Graph Courtesy of Stephen Wellman's Blog Article

I saw a headline earlier today that stated Treasury Secretary Geithner announced the US was tap dancing up against the national debt ceiling at $14.3 trillion.

I had trouble getting my head around how the government would continue to spend more than our hard earned tax dollars without issuing treasury debt, then the UK’s Daily Telegraph reported that the Treasury Secretary had taken the lead of the State of Illinois’ Three Card Monty Economics. I’m not picking on the Treasury Secretary here; the Congress, by not coming to an agreement, kind of forced his hand. But the similarities to this state’s acts frightens me.

Illinois has a history of not funding its pensions when it needs extra cash to spend, and the Treasury Secretary announced today that he is suspending payments into the Civil Service Pension Fund to free up $150 billion of borrowing power.

The Washington Post reports that this will buy the Congress a couple of months extra time to negotiate a solution, but that the government will likely default on its debt on August 2nd if the ceiling isn’t raised.

Income Tax Revenues By Year

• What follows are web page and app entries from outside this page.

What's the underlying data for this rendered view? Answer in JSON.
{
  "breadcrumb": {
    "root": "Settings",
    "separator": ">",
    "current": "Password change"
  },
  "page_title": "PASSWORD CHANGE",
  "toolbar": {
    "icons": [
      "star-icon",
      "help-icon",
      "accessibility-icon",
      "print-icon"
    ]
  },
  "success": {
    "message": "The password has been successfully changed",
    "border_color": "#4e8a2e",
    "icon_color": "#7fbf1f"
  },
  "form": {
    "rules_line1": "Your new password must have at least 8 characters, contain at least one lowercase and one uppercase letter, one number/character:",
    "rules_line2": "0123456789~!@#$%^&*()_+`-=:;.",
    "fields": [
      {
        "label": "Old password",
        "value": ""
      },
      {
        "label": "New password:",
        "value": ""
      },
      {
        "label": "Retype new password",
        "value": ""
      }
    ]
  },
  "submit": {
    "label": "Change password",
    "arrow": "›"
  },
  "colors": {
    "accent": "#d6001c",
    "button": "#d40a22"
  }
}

If you look at the above graph of Income Tax Revenues by year, you can see the impact of the two recessions and how revenues grow as the recessions end. Deficit spending during a recession is normal policy for a government, and it adds to the national debt. However, when the recession ends, that debt should be paid off – unfortunately, our receipts are always less than our expenses in good times and bad, other than the Clinton/Gingrich budgets of the late 90’s that took advantage of the Peace Dividend from ending the Cold War.

The current selloff in commodities and other contra-dollar investments is only temporary. We have a near-term rally in the dollar but ultimately our government needs a weaker dollar in order to pay back today debt with devalued currency.

Economic policies that mimic the State of Illinois’ slight of hand are a bad sign for the soundness of the dollar. In coming days, I’ll highlight why I think that copper and agricultural commodities will be the leaders to the upside once the current action in the dollar gets back to its foretold trajectory.

This was always one of my college roommate\'s favorite songs – I never understod why